Try it
Lines in the material below that include "active" need to be tallied; give the total alone.

Material for the task
━━━━
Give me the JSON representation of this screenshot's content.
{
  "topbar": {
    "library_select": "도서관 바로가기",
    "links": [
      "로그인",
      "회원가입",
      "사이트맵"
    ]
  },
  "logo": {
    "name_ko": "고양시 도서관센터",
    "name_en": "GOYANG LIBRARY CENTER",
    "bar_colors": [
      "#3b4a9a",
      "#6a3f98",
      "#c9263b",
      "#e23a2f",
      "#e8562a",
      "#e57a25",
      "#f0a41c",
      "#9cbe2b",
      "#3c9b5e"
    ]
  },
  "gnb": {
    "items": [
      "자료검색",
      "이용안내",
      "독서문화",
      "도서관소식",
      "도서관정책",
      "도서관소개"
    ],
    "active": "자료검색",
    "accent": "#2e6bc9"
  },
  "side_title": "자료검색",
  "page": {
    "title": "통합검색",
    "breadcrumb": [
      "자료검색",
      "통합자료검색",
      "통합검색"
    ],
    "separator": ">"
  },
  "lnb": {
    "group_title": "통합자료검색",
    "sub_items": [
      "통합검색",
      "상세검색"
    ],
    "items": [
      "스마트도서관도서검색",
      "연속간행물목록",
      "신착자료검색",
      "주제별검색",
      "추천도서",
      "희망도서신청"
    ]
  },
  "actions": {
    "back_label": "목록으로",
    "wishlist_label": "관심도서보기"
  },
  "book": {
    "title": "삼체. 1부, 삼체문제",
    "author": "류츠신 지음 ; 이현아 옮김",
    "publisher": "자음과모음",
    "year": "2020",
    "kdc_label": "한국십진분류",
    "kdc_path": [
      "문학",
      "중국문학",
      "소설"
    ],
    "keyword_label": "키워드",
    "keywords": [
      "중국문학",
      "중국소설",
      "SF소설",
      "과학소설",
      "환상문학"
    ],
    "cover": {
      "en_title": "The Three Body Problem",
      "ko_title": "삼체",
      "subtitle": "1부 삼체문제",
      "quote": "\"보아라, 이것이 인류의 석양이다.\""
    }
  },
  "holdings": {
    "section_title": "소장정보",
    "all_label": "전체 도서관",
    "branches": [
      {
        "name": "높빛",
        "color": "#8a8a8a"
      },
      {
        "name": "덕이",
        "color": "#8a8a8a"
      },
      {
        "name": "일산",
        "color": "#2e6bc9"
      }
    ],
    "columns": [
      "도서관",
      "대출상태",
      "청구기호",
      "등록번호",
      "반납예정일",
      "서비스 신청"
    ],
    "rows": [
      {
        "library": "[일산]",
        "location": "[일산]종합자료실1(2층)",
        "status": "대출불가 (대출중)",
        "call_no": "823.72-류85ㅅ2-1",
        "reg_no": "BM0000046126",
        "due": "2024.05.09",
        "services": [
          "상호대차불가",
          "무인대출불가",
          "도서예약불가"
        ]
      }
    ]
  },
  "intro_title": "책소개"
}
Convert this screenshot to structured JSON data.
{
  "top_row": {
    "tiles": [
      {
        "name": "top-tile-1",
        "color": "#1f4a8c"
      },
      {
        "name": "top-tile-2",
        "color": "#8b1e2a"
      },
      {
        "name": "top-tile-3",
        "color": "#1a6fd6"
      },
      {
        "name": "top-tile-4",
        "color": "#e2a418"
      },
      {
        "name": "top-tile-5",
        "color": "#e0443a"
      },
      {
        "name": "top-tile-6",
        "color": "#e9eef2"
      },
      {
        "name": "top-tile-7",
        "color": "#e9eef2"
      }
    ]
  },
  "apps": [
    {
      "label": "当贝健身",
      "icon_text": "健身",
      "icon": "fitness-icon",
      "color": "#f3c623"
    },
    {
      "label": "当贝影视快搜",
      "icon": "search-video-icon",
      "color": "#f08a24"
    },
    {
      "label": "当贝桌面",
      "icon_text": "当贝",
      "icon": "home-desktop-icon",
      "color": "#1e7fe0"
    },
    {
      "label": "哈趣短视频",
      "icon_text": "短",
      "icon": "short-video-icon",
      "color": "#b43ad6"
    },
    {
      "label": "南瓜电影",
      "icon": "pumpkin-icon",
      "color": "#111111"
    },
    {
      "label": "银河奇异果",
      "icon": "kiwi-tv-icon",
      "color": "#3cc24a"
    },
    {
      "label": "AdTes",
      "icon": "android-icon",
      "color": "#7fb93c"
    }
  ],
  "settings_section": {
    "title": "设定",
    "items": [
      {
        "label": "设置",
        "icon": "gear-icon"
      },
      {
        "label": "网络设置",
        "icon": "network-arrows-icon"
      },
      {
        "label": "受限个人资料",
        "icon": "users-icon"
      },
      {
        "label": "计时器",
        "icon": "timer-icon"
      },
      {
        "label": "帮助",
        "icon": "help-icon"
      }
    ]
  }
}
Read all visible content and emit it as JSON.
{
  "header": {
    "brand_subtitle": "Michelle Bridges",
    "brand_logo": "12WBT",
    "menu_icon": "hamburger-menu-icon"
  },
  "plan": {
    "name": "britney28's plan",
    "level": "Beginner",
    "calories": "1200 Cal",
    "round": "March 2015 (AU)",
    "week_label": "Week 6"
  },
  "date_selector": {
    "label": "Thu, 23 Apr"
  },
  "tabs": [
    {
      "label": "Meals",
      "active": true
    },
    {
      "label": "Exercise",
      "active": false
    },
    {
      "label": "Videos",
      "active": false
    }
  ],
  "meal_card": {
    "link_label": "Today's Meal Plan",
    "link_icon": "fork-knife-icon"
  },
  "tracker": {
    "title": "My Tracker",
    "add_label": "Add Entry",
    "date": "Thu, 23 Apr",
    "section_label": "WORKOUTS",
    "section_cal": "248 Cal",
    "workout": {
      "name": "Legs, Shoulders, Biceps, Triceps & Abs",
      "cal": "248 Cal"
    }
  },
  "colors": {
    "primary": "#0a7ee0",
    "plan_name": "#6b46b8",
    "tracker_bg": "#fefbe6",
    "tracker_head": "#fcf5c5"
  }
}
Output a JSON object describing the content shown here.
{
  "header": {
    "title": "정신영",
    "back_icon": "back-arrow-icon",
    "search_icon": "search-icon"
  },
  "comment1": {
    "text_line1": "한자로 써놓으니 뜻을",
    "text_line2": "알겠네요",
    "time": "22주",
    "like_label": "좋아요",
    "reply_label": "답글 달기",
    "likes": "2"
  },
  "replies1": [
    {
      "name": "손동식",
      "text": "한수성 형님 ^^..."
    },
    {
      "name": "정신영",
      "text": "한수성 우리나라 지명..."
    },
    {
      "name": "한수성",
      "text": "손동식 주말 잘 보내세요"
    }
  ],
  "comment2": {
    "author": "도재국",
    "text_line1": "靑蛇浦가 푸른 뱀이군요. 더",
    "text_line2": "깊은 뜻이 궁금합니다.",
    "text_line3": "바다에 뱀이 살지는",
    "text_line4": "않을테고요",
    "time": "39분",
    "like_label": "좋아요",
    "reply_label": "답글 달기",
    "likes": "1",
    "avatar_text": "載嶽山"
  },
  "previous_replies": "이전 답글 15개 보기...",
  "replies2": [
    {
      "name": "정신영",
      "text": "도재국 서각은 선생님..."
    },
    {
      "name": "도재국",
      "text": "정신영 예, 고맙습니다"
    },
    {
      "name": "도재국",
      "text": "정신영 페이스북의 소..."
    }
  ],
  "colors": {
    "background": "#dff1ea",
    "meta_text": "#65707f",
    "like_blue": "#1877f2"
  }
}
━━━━
Task answer
4